Give back every entry, copied exactly.

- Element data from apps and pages
:::::

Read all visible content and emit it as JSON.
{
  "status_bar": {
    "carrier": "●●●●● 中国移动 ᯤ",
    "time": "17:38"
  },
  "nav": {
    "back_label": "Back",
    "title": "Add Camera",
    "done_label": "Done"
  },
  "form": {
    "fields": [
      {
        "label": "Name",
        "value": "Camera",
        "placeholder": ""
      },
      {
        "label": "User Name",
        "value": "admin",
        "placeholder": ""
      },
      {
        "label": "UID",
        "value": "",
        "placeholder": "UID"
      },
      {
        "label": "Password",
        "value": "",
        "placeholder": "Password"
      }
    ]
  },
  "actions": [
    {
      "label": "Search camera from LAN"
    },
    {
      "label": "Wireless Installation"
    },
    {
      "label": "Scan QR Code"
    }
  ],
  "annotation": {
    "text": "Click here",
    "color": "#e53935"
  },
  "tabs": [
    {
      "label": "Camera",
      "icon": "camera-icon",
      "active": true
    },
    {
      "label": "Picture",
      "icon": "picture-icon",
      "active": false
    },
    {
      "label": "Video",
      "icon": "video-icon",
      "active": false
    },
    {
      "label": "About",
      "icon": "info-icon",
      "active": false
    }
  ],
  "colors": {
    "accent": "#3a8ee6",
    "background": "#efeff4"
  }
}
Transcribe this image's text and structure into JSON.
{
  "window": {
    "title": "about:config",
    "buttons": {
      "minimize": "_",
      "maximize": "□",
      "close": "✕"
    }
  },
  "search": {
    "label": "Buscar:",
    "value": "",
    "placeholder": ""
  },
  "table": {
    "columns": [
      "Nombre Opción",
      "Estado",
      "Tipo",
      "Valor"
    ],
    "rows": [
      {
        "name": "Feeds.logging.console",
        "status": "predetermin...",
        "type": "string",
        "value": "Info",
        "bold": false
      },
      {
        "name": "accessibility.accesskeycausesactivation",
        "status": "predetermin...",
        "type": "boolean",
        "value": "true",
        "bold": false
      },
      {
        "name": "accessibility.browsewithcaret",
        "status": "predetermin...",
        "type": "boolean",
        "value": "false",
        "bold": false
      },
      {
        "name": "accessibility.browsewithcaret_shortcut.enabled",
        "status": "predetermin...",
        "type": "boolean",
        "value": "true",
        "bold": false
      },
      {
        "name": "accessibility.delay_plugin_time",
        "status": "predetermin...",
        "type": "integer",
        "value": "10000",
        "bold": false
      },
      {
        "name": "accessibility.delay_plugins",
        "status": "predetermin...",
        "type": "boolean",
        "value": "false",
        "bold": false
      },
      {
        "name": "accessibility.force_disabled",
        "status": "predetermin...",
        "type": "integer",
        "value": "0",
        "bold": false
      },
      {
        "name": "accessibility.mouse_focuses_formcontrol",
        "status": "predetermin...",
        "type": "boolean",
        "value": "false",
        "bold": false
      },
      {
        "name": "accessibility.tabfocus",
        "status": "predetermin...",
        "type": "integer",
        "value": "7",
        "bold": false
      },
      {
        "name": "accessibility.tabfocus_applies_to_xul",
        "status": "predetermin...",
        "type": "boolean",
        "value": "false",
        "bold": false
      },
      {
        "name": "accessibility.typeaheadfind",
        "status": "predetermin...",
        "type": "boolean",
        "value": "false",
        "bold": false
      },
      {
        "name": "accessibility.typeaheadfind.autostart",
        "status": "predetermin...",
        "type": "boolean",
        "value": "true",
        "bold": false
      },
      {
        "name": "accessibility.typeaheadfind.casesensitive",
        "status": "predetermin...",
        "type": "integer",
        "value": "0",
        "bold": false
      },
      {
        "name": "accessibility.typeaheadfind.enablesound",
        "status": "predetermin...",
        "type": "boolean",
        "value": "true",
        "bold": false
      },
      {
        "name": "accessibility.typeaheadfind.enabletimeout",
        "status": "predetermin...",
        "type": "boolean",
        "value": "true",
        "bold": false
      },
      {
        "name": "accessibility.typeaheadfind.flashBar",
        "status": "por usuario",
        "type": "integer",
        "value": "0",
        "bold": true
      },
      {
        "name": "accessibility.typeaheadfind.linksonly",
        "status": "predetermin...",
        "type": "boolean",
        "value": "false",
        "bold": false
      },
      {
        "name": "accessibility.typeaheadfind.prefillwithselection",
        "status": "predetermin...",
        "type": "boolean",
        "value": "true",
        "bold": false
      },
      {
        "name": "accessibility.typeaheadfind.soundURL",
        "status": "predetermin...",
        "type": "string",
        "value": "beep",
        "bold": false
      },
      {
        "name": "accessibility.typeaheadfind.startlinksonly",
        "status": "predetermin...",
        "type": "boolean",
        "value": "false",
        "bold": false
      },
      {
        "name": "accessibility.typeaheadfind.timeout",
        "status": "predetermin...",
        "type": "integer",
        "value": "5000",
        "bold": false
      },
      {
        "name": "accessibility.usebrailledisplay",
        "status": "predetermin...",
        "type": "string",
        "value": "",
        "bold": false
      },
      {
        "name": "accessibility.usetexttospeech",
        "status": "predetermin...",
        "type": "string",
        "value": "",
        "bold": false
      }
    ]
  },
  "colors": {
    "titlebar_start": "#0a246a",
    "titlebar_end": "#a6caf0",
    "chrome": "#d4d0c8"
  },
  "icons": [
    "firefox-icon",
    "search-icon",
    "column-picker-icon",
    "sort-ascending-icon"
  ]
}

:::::

- SOLUTION TO THE PROBLEM
Read all visible content and emit it as JSON.
{
  "status_bar": {
    "carrier": "●●●●● 中国移动 ᯤ",
    "time": "17:38"
  },
  "nav": {
    "back_label": "Back",
    "title": "Add Camera",
    "done_label": "Done"
  },
  "form": {
    "fields": [
      {
        "label": "Name",
        "value": "Camera",
        "placeholder": ""
      },
      {
        "label": "User Name",
        "value": "admin",
        "placeholder": ""
      },
      {
        "label": "UID",
        "value": "",
        "placeholder": "UID"
      },
      {
        "label": "Password",
        "value": "",
        "placeholder": "Password"
      }
    ]
  },
  "actions": [
    {
      "label": "Search camera from LAN"
    },
    {
      "label": "Wireless Installation"
    },
    {
      "label": "Scan QR Code"
    }
  ],
  "annotation": {
    "text": "Click here",
    "color": "#e53935"
  },
  "tabs": [
    {
      "label": "Camera",
      "icon": "camera-icon",
      "active": true
    },
    {
      "label": "Picture",
      "icon": "picture-icon",
      "active": false
    },
    {
      "label": "Video",
      "icon": "video-icon",
      "active": false
    },
    {
      "label": "About",
      "icon": "info-icon",
      "active": false
    }
  ],
  "colors": {
    "accent": "#3a8ee6",
    "background": "#efeff4"
  }
}
Transcribe this image's text and structure into JSON.
{
  "window": {
    "title": "about:config",
    "buttons": {
      "minimize": "_",
      "maximize": "□",
      "close": "✕"
    }
  },
  "search": {
    "label": "Buscar:",
    "value": "",
    "placeholder": ""
  },
  "table": {
    "columns": [
      "Nombre Opción",
      "Estado",
      "Tipo",
      "Valor"
    ],
    "rows": [
      {
        "name": "Feeds.logging.console",
        "status": "predetermin...",
        "type": "string",
        "value": "Info",
        "bold": false
      },
      {
        "name": "accessibility.accesskeycausesactivation",
        "status": "predetermin...",
        "type": "boolean",
        "value": "true",
        "bold": false
      },
      {
        "name": "accessibility.browsewithcaret",
        "status": "predetermin...",
        "type": "boolean",
        "value": "false",
        "bold": false
      },
      {
        "name": "accessibility.browsewithcaret_shortcut.enabled",
        "status": "predetermin...",
        "type": "boolean",
        "value": "true",
        "bold": false
      },
      {
        "name": "accessibility.delay_plugin_time",
        "status": "predetermin...",
        "type": "integer",
        "value": "10000",
        "bold": false
      },
      {
        "name": "accessibility.delay_plugins",
        "status": "predetermin...",
        "type": "boolean",
        "value": "false",
        "bold": false
      },
      {
        "name": "accessibility.force_disabled",
        "status": "predetermin...",
        "type": "integer",
        "value": "0",
        "bold": false
      },
      {
        "name": "accessibility.mouse_focuses_formcontrol",
        "status": "predetermin...",
        "type": "boolean",
        "value": "false",
        "bold": false
      },
      {
        "name": "accessibility.tabfocus",
        "status": "predetermin...",
        "type": "integer",
        "value": "7",
        "bold": false
      },
      {
        "name": "accessibility.tabfocus_applies_to_xul",
        "status": "predetermin...",
        "type": "boolean",
        "value": "false",
        "bold": false
      },
      {
        "name": "accessibility.typeaheadfind",
        "status": "predetermin...",
        "type": "boolean",
        "value": "false",
        "bold": false
      },
      {
        "name": "accessibility.typeaheadfind.autostart",
        "status": "predetermin...",
        "type": "boolean",
        "value": "true",
        "bold": false
      },
      {
        "name": "accessibility.typeaheadfind.casesensitive",
        "status": "predetermin...",
        "type": "integer",
        "value": "0",
        "bold": false
      },
      {
        "name": "accessibility.typeaheadfind.enablesound",
        "status": "predetermin...",
        "type": "boolean",
        "value": "true",
        "bold": false
      },
      {
        "name": "accessibility.typeaheadfind.enabletimeout",
        "status": "predetermin...",
        "type": "boolean",
        "value": "true",
        "bold": false
      },
      {
        "name": "accessibility.typeaheadfind.flashBar",
        "status": "por usuario",
        "type": "integer",
        "value": "0",
        "bold": true
      },
      {
        "name": "accessibility.typeaheadfind.linksonly",
        "status": "predetermin...",
        "type": "boolean",
        "value": "false",
        "bold": false
      },
      {
        "name": "accessibility.typeaheadfind.prefillwithselection",
        "status": "predetermin...",
        "type": "boolean",
        "value": "true",
        "bold": false
      },
      {
        "name": "accessibility.typeaheadfind.soundURL",
        "status": "predetermin...",
        "type": "string",
        "value": "beep",
        "bold": false
      },
      {
        "name": "accessibility.typeaheadfind.startlinksonly",
        "status": "predetermin...",
        "type": "boolean",
        "value": "false",
        "bold": false
      },
      {
        "name": "accessibility.typeaheadfind.timeout",
        "status": "predetermin...",
        "type": "integer",
        "value": "5000",
        "bold": false
      },
      {
        "name": "accessibility.usebrailledisplay",
        "status": "predetermin...",
        "type": "string",
        "value": "",
        "bold": false
      },
      {
        "name": "accessibility.usetexttospeech",
        "status": "predetermin...",
        "type": "string",
        "value": "",
        "bold": false
      }
    ]
  },
  "colors": {
    "titlebar_start": "#0a246a",
    "titlebar_end": "#a6caf0",
    "chrome": "#d4d0c8"
  },
  "icons": [
    "firefox-icon",
    "search-icon",
    "column-picker-icon",
    "sort-ascending-icon"
  ]
}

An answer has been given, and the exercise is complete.